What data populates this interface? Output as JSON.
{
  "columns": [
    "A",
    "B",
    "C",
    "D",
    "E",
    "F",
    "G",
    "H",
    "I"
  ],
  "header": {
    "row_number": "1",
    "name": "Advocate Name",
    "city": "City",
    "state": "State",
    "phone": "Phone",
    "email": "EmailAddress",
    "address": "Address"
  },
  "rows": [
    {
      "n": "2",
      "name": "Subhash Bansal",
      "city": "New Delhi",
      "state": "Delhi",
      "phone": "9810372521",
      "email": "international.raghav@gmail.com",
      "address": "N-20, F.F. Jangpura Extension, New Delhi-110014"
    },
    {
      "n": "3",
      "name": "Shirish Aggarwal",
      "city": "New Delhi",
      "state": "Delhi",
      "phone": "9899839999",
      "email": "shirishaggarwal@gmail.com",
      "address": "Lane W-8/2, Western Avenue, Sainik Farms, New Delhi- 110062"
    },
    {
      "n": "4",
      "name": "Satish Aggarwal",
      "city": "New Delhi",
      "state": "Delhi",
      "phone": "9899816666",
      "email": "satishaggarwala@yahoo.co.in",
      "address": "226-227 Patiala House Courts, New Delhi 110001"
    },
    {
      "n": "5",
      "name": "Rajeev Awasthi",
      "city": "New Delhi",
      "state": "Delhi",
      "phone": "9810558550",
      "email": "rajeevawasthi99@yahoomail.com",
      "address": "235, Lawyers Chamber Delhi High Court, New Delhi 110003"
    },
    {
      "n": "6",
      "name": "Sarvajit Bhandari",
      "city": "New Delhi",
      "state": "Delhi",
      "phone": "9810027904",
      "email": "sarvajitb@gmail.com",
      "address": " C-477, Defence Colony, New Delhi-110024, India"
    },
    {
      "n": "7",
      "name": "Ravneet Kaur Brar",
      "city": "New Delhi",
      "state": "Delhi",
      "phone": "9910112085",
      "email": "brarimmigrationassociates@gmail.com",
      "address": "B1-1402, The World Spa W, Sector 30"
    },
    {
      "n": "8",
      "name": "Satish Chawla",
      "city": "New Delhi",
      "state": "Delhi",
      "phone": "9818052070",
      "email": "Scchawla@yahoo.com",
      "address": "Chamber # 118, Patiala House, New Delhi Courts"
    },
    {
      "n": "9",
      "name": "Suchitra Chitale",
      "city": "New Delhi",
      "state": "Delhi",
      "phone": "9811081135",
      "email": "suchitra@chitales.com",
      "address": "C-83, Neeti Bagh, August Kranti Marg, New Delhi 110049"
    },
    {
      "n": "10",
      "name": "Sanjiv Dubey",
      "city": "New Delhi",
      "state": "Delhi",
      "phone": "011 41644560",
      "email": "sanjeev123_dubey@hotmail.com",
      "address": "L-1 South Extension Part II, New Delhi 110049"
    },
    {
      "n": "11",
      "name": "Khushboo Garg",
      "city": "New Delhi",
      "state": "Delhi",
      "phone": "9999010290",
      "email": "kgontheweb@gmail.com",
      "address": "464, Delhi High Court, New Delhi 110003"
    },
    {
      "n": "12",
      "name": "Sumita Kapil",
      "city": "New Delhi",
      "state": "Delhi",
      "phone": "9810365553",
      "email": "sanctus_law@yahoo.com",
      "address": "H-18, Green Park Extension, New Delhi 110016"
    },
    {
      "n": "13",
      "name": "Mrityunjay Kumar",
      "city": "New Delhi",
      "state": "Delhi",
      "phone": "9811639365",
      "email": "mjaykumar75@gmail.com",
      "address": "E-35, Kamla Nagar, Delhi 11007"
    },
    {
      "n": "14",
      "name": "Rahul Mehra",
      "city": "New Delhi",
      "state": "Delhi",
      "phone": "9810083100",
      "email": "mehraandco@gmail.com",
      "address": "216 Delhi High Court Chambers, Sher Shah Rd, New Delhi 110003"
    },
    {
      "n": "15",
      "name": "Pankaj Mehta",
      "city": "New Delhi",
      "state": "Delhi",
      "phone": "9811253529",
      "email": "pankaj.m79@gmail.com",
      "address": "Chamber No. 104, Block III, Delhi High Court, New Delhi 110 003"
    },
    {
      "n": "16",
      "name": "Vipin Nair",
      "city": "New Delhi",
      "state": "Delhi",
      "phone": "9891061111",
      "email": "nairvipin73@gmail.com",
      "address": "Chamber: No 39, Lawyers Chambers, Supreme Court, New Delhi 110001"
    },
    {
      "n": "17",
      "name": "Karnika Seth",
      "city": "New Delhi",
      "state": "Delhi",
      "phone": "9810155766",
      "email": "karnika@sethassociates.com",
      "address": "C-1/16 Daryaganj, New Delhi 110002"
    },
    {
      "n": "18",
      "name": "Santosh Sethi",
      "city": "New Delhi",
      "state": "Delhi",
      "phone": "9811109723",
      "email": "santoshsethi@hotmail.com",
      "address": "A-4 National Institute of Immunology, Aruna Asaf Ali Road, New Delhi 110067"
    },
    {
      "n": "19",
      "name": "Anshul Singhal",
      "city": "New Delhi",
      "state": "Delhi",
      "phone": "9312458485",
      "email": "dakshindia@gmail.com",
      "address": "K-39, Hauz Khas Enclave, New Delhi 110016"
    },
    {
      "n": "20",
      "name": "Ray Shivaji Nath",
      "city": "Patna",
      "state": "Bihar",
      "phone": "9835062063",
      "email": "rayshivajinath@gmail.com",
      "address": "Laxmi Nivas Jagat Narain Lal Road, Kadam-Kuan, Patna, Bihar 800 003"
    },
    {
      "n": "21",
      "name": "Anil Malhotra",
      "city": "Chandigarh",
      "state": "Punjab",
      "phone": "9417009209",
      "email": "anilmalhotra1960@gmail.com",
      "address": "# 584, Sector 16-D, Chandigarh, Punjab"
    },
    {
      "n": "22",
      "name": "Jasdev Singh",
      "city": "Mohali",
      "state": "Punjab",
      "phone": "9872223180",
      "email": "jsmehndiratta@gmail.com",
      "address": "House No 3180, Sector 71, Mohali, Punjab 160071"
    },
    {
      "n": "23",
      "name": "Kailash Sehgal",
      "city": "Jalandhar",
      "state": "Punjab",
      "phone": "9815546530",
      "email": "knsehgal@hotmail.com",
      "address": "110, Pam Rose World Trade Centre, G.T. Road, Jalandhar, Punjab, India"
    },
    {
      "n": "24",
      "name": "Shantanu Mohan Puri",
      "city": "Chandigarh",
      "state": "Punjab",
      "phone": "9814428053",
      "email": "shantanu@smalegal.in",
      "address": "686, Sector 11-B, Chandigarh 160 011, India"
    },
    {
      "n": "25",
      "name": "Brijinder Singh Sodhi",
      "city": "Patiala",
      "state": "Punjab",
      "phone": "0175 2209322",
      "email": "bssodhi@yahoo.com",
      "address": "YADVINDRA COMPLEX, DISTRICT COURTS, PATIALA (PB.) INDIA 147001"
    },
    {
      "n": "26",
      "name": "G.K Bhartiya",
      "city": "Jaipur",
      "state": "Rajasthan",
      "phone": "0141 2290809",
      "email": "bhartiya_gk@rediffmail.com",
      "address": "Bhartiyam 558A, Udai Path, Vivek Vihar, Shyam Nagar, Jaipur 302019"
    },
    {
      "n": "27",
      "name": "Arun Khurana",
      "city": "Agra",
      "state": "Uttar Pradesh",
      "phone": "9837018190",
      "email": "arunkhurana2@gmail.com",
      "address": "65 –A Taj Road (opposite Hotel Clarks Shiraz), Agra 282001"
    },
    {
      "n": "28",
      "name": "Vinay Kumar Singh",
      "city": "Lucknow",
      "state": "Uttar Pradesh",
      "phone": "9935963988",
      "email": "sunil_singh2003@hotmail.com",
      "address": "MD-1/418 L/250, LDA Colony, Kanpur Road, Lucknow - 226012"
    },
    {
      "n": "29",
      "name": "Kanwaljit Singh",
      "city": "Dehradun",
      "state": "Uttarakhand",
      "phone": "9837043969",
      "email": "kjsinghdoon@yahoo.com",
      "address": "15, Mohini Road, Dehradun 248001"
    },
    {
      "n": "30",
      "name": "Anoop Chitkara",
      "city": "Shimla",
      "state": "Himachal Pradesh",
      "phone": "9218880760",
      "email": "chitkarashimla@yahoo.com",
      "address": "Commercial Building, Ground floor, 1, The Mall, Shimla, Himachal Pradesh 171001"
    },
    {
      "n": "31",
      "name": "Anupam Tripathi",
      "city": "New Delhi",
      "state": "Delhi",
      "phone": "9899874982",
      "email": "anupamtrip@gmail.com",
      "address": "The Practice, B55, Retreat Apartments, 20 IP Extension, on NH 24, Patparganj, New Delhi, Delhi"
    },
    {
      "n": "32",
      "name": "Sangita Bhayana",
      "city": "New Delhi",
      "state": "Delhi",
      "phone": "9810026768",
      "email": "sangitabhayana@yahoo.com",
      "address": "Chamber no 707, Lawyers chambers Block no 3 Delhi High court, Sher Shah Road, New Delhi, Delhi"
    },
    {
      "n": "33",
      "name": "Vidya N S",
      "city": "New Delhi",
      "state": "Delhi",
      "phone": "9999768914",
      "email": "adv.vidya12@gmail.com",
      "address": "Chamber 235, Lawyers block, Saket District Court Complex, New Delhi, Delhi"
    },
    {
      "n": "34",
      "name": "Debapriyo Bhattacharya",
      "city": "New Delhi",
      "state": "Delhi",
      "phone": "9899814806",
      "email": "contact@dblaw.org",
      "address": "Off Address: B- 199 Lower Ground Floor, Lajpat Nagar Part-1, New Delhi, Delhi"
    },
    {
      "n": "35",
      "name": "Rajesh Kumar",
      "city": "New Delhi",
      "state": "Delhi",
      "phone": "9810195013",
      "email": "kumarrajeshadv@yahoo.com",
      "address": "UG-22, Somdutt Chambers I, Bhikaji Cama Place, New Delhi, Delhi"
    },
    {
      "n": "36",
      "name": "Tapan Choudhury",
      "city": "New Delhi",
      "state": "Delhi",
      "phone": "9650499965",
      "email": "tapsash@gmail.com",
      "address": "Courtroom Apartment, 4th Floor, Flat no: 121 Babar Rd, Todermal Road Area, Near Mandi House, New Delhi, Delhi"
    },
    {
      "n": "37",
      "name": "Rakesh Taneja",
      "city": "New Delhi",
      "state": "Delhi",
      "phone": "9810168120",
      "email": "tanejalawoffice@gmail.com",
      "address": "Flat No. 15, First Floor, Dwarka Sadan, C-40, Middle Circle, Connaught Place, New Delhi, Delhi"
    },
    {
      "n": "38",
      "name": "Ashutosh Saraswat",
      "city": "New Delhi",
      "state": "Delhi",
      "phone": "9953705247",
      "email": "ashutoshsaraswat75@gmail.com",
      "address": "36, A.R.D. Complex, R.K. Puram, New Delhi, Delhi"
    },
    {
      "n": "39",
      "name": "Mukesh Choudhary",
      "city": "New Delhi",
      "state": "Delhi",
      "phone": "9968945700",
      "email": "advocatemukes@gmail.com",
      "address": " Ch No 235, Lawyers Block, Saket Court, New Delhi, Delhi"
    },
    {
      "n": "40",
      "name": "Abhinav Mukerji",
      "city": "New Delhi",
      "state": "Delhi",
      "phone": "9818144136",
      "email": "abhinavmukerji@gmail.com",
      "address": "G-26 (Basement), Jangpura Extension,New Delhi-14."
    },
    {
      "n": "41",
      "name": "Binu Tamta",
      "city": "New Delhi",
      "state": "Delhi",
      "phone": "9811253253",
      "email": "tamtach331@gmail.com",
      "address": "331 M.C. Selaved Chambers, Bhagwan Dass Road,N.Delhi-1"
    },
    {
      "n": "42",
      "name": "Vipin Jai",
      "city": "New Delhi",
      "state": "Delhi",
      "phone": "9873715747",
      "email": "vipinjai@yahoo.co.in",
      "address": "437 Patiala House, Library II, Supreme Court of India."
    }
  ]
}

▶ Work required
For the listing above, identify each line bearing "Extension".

▶ Task solution
      "address": "N-20, F.F. Jangpura Extension, New Delhi-110014"
      "address": "L-1 South Extension Part II, New Delhi 110049"
      "address": "H-18, Green Park Extension, New Delhi 110016"
      "address": "The Practice, B55, Retreat Apartments, 20 IP Extension, on NH 24, Patparganj, New Delhi, Delhi"
      "address": "G-26 (Basement), Jangpura Extension,New Delhi-14."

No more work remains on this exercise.